Fiber can help to optimize glucose and insulin balance in the body, hence preventing people from developing type 2 diabetes. Fiber also helps add bulk to the stool to prevent problems like constipation and to keep you regular.
Moreover, if you suffer from bloating, cramping, or other stomach problems, dietary fiber can improve the health of your gut by easing inflammation levels and improving your gut bacteria.
100 grams of loquat has 6.5 grams of dietary fiber which is approximately 26 percent of the daily recommended intake.
Vitamin C has potent cancer-fighting properties, plus, its important role in collagen (the most abundant protein in the body) production help keep the skin healthy and repair tissues throughout the body.
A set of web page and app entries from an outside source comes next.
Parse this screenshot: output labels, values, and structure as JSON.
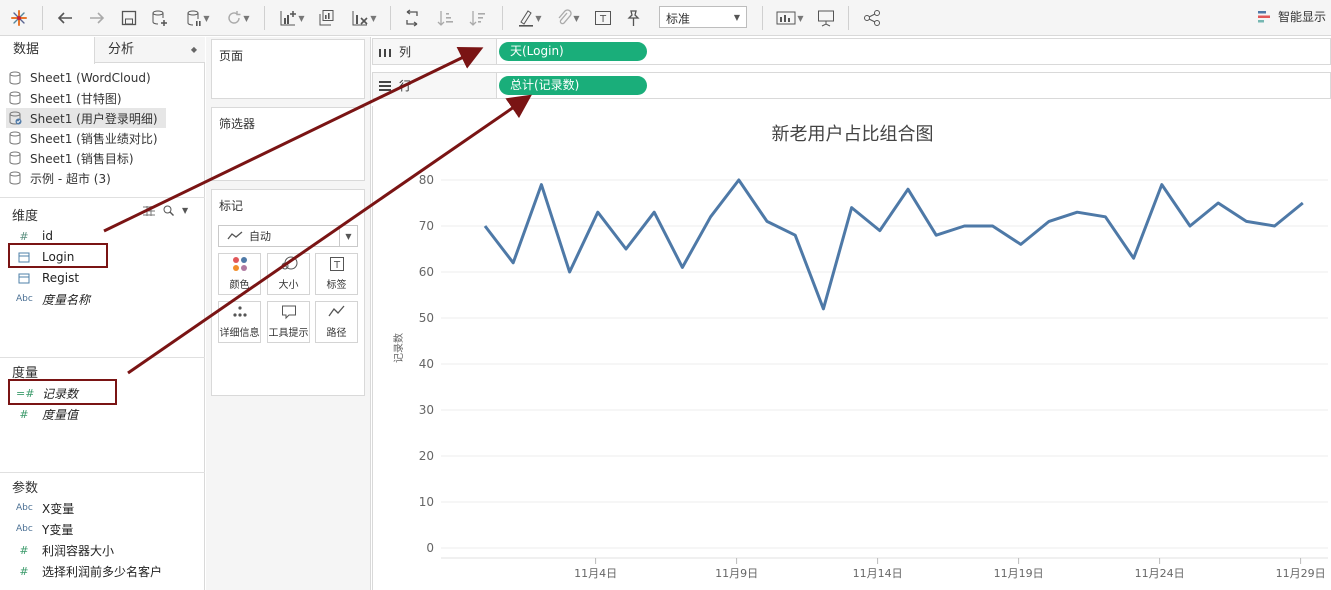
{
  "toolbar": {
    "std_select_value": "标准",
    "smart_show_label": "智能显示"
  },
  "left_pane": {
    "tabs": [
      {
        "label": "数据"
      },
      {
        "label": "分析"
      }
    ],
    "data_sources": [
      {
        "label": "Sheet1 (WordCloud)"
      },
      {
        "label": "Sheet1 (甘特图)"
      },
      {
        "label": "Sheet1 (用户登录明细)",
        "selected": true
      },
      {
        "label": "Sheet1 (销售业绩对比)"
      },
      {
        "label": "Sheet1 (销售目标)"
      },
      {
        "label": "示例 - 超市 (3)"
      }
    ],
    "dimensions_title": "维度",
    "dimensions": [
      {
        "label": "id",
        "icon": "number-icon"
      },
      {
        "label": "Login",
        "icon": "calendar-icon"
      },
      {
        "label": "Regist",
        "icon": "calendar-icon"
      },
      {
        "label": "度量名称",
        "icon": "abc-icon"
      }
    ],
    "measures_title": "度量",
    "measures": [
      {
        "label": "记录数",
        "icon": "number-icon"
      },
      {
        "label": "度量值",
        "icon": "number-icon"
      }
    ],
    "parameters_title": "参数",
    "parameters": [
      {
        "label": "X变量",
        "icon": "abc-icon"
      },
      {
        "label": "Y变量",
        "icon": "abc-icon"
      },
      {
        "label": "利润容器大小",
        "icon": "number-icon"
      },
      {
        "label": "选择利润前多少名客户",
        "icon": "number-icon"
      }
    ]
  },
  "cards": {
    "pages": "页面",
    "filters": "筛选器",
    "marks": "标记",
    "marks_type": "自动",
    "mark_buttons": [
      {
        "label": "颜色",
        "icon": "color-icon"
      },
      {
        "label": "大小",
        "icon": "size-icon"
      },
      {
        "label": "标签",
        "icon": "label-icon"
      },
      {
        "label": "详细信息",
        "icon": "detail-icon"
      },
      {
        "label": "工具提示",
        "icon": "tooltip-icon"
      },
      {
        "label": "路径",
        "icon": "path-icon"
      }
    ]
  },
  "shelves": {
    "columns_label": "列",
    "columns_pill": "天(Login)",
    "rows_label": "行",
    "rows_pill": "总计(记录数)"
  },
  "colors": {
    "pill": "#1aae7a",
    "line": "#4e79a7",
    "annotation": "#7a1414"
  },
  "chart_data": {
    "type": "line",
    "title": "新老用户占比组合图",
    "ylabel": "记录数",
    "ylim": [
      0,
      80
    ],
    "yticks": [
      0,
      10,
      20,
      30,
      40,
      50,
      60,
      70,
      80
    ],
    "xticks": [
      "11月4日",
      "11月9日",
      "11月14日",
      "11月19日",
      "11月24日",
      "11月29日"
    ],
    "x": [
      1,
      2,
      3,
      4,
      5,
      6,
      7,
      8,
      9,
      10,
      11,
      12,
      13,
      14,
      15,
      16,
      17,
      18,
      19,
      20,
      21,
      22,
      23,
      24,
      25,
      26,
      27,
      28,
      29,
      30
    ],
    "values": [
      70,
      62,
      79,
      60,
      73,
      65,
      73,
      61,
      72,
      80,
      71,
      68,
      52,
      74,
      69,
      78,
      68,
      70,
      70,
      66,
      71,
      73,
      72,
      63,
      79,
      70,
      75,
      71,
      70,
      75
    ]
  }
}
Also, vitamin C may help lower blood pressure in people with high blood pressure, according to a 2015 study published in ”Nature.”
A recent study which was done in Switzerland established that getting sufficient vitamin C could help improve the outcomes for diseases like malaria, diarrhea, and pneumonia.
100 grams of loquat has 44mg vitamin C which is approximately 73% of the daily recommended intake.
Magnesium is an important mineral needed by the human body for maintaining the overall health. Over fifty percent of your magnesium is stored in your bones and it works in synergy with vitamin D and calcium to keep your bone structure solid.
This essential mineral also helps to treat severe backaches by relaxing kidney stress, back muscles, and muscular tension. Furthermore, it helps with nerve conduction and protein synthesis and is important in energy production in the body’s cells through the creation of adenosine triphosphate.
Symptoms of magnesium deficiency include:
- an abnormal heart rhythm;
- personality changes;
- loss of appetite;
- muscle cramps;
100 grams of loquat has 20mg magnesium which is about 5 percent of the daily recommended intake.
Loquat vs Kumquat – Taste
Kumquats are tangy and sweet and acidic, a little bit like a sharp orange, however, the skin is surprisingly sweet – so they balance.
Tip – to make the fruit taste better, prior to eating a kumquat, try gently squeezing or rolling the fruit.
Loquat is sweet, juicy, and bursting with flavor. It has a similar texture with a pear, but with an added flavor, like apricot or mango.